Start of Block

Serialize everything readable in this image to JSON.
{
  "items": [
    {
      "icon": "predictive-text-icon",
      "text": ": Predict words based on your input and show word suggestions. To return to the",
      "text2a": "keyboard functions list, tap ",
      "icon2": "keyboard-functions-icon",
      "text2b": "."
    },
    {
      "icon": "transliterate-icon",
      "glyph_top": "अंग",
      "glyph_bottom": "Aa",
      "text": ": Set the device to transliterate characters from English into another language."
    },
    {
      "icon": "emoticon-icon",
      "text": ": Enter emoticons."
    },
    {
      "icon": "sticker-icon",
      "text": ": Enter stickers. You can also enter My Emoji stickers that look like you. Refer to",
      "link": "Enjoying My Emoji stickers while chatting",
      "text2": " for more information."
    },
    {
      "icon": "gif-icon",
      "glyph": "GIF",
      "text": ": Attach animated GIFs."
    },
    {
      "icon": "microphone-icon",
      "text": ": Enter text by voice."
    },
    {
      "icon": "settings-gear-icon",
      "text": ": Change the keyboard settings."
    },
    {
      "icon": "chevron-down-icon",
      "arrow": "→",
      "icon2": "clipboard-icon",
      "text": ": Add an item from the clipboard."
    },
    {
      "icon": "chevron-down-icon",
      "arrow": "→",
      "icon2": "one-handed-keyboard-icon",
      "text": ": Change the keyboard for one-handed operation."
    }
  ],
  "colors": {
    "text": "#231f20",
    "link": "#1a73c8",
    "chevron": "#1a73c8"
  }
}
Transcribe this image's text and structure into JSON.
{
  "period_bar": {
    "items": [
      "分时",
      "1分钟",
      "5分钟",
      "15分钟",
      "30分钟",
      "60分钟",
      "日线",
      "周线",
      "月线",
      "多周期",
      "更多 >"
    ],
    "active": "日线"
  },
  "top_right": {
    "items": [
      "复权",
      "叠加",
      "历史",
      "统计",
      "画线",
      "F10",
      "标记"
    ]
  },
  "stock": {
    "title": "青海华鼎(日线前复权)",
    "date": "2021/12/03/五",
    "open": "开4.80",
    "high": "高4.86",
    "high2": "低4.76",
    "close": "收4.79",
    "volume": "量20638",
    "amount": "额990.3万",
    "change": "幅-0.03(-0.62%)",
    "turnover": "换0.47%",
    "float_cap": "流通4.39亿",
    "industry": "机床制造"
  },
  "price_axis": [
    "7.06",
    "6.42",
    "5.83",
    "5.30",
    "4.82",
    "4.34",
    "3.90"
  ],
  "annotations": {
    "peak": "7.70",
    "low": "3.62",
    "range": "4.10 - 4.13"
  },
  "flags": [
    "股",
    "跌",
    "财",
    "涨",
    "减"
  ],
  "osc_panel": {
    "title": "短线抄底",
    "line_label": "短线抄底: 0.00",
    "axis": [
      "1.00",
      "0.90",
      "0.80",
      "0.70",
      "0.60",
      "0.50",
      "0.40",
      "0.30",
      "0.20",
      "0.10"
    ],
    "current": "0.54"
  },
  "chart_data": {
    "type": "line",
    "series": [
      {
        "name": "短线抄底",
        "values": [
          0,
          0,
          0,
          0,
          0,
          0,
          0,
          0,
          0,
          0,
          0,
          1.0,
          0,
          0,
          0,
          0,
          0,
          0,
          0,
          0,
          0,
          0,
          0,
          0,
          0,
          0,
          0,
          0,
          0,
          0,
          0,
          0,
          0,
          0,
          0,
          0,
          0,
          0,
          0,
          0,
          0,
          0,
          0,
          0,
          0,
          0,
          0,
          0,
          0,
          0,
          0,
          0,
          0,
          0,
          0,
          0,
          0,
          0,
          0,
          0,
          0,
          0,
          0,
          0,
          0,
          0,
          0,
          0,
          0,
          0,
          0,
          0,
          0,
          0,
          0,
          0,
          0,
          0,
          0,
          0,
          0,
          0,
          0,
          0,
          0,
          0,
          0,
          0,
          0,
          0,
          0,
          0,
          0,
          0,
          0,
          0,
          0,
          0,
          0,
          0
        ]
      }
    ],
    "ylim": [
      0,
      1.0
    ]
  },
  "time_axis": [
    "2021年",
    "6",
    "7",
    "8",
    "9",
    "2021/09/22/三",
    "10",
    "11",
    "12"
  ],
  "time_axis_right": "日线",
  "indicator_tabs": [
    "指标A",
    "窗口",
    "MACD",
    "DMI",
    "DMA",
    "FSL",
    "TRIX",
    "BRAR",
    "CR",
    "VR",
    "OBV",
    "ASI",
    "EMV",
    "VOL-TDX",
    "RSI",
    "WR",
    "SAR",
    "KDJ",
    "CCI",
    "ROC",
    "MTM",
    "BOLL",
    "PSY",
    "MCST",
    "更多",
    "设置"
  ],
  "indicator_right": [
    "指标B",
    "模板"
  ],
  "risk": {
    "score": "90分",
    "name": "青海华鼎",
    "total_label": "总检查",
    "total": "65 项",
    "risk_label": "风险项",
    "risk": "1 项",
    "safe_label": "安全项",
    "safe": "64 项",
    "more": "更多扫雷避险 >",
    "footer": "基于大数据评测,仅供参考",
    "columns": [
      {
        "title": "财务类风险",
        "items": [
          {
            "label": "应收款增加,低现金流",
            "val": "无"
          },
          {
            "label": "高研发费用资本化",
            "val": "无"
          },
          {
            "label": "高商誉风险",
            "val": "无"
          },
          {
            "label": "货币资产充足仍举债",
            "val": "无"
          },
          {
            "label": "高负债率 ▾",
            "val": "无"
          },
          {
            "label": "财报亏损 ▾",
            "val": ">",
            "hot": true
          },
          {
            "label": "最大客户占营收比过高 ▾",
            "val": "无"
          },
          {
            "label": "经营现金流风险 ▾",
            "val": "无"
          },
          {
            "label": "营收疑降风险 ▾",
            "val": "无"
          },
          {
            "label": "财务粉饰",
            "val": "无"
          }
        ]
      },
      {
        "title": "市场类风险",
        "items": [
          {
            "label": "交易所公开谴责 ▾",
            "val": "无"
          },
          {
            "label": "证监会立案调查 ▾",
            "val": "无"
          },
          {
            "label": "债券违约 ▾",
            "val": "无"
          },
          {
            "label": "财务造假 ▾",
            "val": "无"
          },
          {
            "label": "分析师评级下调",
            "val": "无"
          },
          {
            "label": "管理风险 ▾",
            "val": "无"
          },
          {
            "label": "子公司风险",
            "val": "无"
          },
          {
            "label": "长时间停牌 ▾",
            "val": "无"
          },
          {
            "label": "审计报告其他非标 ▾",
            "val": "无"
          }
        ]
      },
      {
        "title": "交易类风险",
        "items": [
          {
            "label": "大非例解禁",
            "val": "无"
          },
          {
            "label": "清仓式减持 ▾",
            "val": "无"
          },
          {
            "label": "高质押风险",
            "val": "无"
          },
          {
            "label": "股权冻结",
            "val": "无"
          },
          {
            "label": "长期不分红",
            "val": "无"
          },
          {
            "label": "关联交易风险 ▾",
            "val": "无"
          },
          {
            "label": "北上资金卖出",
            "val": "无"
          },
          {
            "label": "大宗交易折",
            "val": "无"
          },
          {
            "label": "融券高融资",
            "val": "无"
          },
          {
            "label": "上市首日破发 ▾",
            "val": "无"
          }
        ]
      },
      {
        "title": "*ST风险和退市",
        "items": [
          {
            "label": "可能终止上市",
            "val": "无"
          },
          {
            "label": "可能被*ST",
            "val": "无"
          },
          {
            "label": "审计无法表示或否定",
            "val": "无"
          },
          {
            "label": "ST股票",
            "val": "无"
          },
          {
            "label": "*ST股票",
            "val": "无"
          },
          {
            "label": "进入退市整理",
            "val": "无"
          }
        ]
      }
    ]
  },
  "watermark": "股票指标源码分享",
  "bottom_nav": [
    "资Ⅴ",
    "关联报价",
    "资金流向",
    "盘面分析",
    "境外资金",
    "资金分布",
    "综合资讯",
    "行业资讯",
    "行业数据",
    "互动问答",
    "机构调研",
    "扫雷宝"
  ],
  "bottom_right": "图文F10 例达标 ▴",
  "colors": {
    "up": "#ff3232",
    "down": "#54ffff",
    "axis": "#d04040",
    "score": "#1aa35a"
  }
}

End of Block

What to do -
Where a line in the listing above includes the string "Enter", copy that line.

Exercise result -
      "text": ": Enter emoticons."
      "text": ": Enter stickers. You can also enter My Emoji stickers that look like you. Refer to",
      "text": ": Enter text by voice."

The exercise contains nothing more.